Labeling in a laboratory is vital for accurate procedures and everyone’s safety. Laboratories hold many materials and substances that can create serious hazards for anyone present. While they present many risks and dangers, several mistakes with lab labeling get made all too often. For some of the most common lab chemical labeling mistakes, read below.
Handwriting Your Labels
Handwritten labels are becoming a thing of the past, and for good reason. Using handwritten labels in a laboratory setting allows you to write what you want on it, which might seem easy, but it’s not good. Much of the time, handwritten labels get hard to read. Not only do you need to decipher someone’s handwriting, but the pencil or ink from a pen can easily smear. Misreading any labeling in a laboratory can have serious consequences. Printed labels will be made of the right materials and use quality ink, so they’ll always be legible and last longer, too. This eliminates risks of misreading which is vital when working with potential reactive chemicals. It will also minimize the time one may need to interpret what has been written.
Mislabeling and Choosing the Wrong Label for Your Application

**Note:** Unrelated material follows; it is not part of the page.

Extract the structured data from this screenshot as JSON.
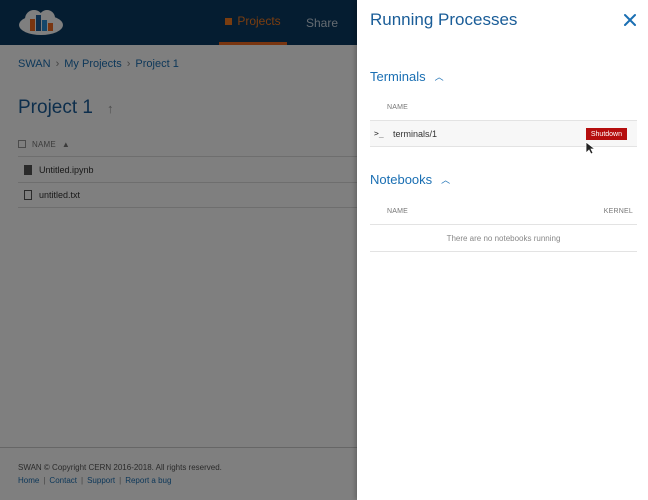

There are different, specifically made labels for each application and material. Labels identify each substance and warn of any hazards it may present. The many types of materials available for labels can make it confusing to know which you should choose; going with the wrong one could cause problems. For instance, if you’re dealing with a chemical that tends to be corrosive in nature, it could deteriorate the label if it’s not made with a durable enough stock and coating. You also need to consider things such as how long you need the label to last and what kind of environment it needs to withstand. Substances can also get mislabeled or lack necessary labeling such as hazard warnings. Review the different GHS Classification Categories to be sure you have the correct warning label on a substance or chemical. This will not only warn workers of how to handle substances, but also how they should be stored.
Failing To Display the Bar Code
Another of the common lab chemical labeling mistakes is the failure to include to the bar code. Laboratory identification can be better improved and protected with bar code usage. Unfortunately, it’s estimated that an error occurs in every 200 keystrokes. When it comes to technology like barcoding, however, it’s estimated there’s only one error in 3 million serial bar code scans. Scanning a bar code and receiving data electronically is a much safer way to receive the needed information on a specimen.